Chicago: “Focus 580; Understanding the events of 9/11,” 2001-09-12, WILL Illinois Public Media, American Archive of Public Broadcasting (GBH and the Library of Congress), Boston, MA and Washington, DC, accessed December 1, 2022, http://americanarchive.org/catalog/cpb-aacip-16-zs2k64bd7v.
MLA: “Focus 580; Understanding the events of 9/11.” 2001-09-12. WILL Illinois Public Media, American Archive of Public Broadcasting (GBH and the Library of Congress), Boston, MA and Washington, DC. Web. December 1, 2022. <http://americanarchive.org/catalog/cpb-aacip-16-zs2k64bd7v>.

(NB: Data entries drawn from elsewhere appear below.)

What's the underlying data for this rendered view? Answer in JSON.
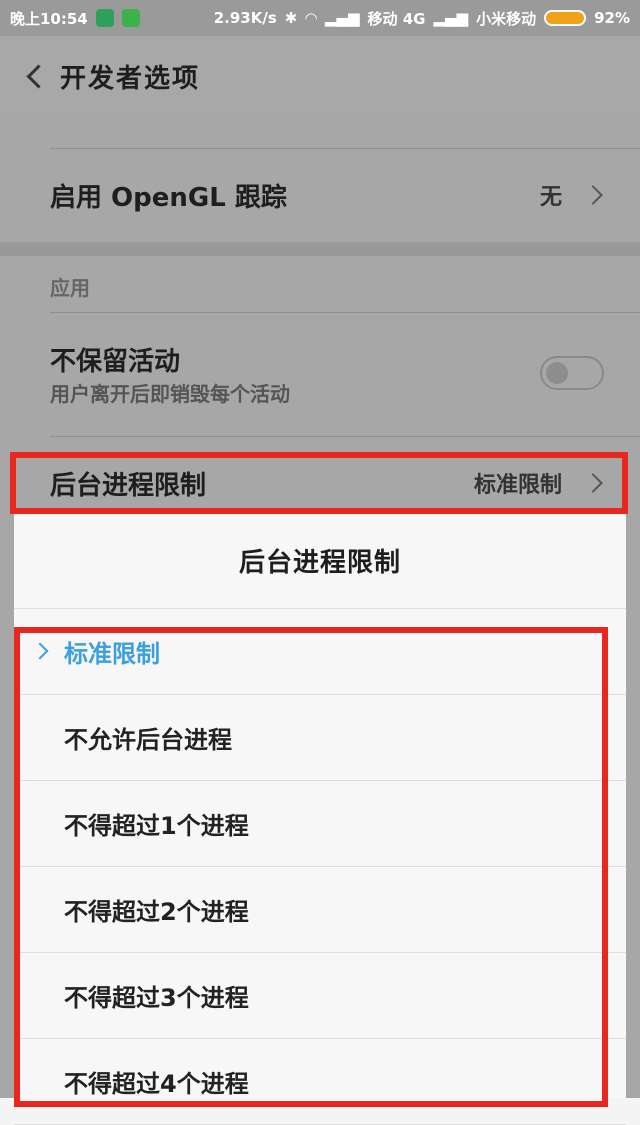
{
  "status_bar": {
    "time": "晚上10:54",
    "speed": "2.93K/s",
    "carrier1": "移动 4G",
    "carrier2": "小米移动",
    "battery": "92%"
  },
  "app_bar": {
    "title": "开发者选项"
  },
  "settings": {
    "opengl": {
      "title": "启用 OpenGL 跟踪",
      "value": "无"
    },
    "section_label": "应用",
    "no_keep": {
      "title": "不保留活动",
      "subtitle": "用户离开后即销毁每个活动",
      "toggle_on": false
    },
    "bg_limit": {
      "title": "后台进程限制",
      "value": "标准限制"
    }
  },
  "dialog": {
    "title": "后台进程限制",
    "selected_index": 0,
    "options": [
      "标准限制",
      "不允许后台进程",
      "不得超过1个进程",
      "不得超过2个进程",
      "不得超过3个进程",
      "不得超过4个进程"
    ]
  }
}
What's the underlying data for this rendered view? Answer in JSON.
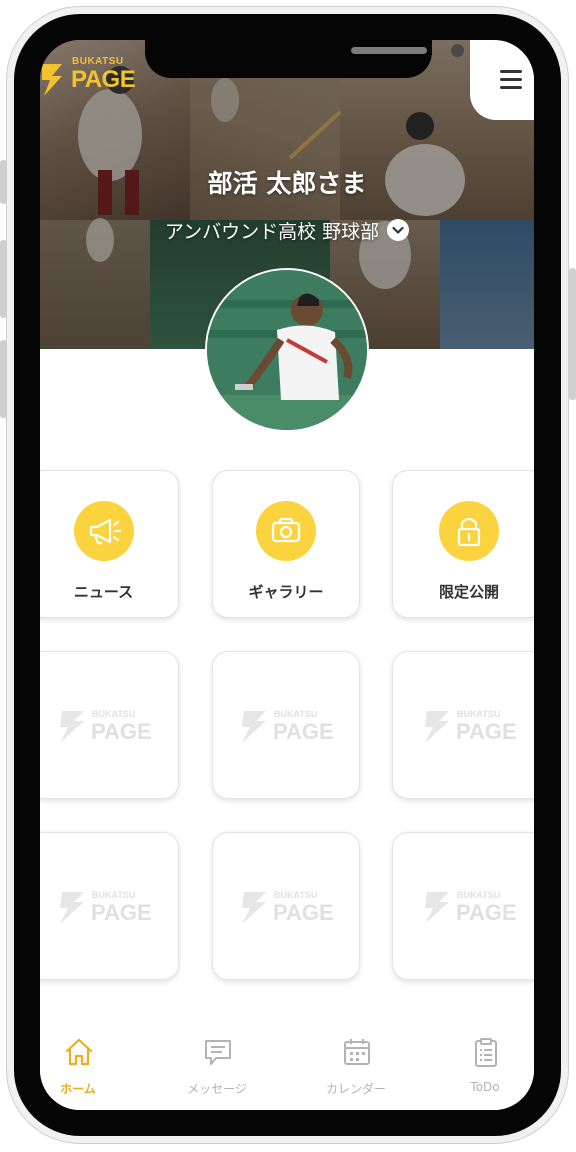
{
  "brand": {
    "logo_small": "BUKATSU",
    "logo_big": "PAGE",
    "accent_color": "#fbd33f",
    "brand_color": "#f2c230"
  },
  "header": {
    "user_name": "部活 太郎さま",
    "team_name": "アンバウンド高校 野球部",
    "team_dropdown_icon": "chevron-down-icon",
    "menu_icon": "hamburger-menu-icon"
  },
  "menu_tiles": [
    {
      "label": "ニュース",
      "icon": "megaphone-icon"
    },
    {
      "label": "ギャラリー",
      "icon": "camera-icon"
    },
    {
      "label": "限定公開",
      "icon": "lock-icon"
    }
  ],
  "placeholder_tiles": {
    "logo_small": "BUKATSU",
    "logo_big": "PAGE"
  },
  "tab_bar": {
    "active_color": "#f0ad1a",
    "items": [
      {
        "label": "ホーム",
        "icon": "home-icon",
        "active": true
      },
      {
        "label": "メッセージ",
        "icon": "message-icon",
        "active": false
      },
      {
        "label": "カレンダー",
        "icon": "calendar-icon",
        "active": false
      },
      {
        "label": "ToDo",
        "icon": "clipboard-icon",
        "active": false
      }
    ]
  }
}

APA: Focus 580; Understanding the events of 9/11. Boston, MA: WILL Illinois Public Media, American Archive of Public Broadcasting (GBH and the Library of Congress), Boston, MA and Washington, DC. Retrieved from http://americanarchive.org/catalog/cpb-aacip-16-zs2k64bd7v